What this task involves: Go through the material that comes after this and count the lines containing "name"; report only the count.

Available records:

------------------------------------

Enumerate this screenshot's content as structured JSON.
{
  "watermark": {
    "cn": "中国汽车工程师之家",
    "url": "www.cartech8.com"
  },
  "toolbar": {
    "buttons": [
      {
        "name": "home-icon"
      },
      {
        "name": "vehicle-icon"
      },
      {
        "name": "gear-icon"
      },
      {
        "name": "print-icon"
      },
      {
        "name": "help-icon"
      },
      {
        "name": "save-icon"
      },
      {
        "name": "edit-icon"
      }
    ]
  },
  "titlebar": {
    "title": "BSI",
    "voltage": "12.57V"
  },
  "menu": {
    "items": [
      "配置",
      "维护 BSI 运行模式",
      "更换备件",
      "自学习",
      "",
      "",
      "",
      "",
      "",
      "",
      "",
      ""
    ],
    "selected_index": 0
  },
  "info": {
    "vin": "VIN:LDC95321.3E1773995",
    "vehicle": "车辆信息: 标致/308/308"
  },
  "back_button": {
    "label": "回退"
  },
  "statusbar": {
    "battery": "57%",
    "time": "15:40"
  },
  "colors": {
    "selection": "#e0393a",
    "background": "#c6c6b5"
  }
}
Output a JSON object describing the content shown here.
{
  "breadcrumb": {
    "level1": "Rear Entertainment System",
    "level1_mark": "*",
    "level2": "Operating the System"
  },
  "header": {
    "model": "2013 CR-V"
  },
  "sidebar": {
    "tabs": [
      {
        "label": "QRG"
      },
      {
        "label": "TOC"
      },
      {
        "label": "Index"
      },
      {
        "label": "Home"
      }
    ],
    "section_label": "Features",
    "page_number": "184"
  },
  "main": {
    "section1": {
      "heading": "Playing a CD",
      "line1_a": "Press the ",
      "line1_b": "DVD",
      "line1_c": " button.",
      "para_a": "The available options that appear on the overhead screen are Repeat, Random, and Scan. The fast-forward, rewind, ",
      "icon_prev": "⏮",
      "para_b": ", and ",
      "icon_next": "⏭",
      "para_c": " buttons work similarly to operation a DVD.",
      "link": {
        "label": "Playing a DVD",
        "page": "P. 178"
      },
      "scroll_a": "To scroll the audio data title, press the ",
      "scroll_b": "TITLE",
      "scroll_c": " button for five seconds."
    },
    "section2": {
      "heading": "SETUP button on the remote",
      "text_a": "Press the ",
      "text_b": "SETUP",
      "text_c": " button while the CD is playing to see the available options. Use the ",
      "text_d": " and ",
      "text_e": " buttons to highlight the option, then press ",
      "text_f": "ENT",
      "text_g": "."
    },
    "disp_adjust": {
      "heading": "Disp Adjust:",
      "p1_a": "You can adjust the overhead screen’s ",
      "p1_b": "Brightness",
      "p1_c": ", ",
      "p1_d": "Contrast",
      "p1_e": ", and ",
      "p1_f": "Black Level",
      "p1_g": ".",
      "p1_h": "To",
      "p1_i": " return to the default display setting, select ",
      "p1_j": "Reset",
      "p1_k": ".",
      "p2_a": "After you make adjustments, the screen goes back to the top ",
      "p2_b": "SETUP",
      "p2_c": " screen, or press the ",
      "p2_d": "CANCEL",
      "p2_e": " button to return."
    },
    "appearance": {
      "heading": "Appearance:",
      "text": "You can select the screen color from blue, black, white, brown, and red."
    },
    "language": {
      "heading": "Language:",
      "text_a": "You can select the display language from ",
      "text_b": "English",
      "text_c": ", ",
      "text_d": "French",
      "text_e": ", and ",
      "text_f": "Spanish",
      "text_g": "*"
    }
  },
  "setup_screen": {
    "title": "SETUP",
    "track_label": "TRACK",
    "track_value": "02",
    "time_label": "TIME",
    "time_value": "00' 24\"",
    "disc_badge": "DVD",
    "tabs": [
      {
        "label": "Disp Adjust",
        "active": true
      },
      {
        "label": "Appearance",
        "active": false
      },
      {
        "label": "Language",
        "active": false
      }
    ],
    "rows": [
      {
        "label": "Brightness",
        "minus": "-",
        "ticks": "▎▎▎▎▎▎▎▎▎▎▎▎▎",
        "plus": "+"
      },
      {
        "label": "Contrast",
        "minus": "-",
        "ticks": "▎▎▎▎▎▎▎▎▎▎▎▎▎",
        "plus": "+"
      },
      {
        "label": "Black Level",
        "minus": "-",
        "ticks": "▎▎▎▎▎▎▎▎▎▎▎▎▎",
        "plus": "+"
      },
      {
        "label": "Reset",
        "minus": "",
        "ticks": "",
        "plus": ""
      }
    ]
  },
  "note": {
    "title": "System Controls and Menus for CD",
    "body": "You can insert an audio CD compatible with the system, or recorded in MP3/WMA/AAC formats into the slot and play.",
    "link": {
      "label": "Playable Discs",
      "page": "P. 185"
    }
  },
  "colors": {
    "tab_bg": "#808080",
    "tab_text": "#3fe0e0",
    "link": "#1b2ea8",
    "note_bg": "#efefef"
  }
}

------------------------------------

Task response: 7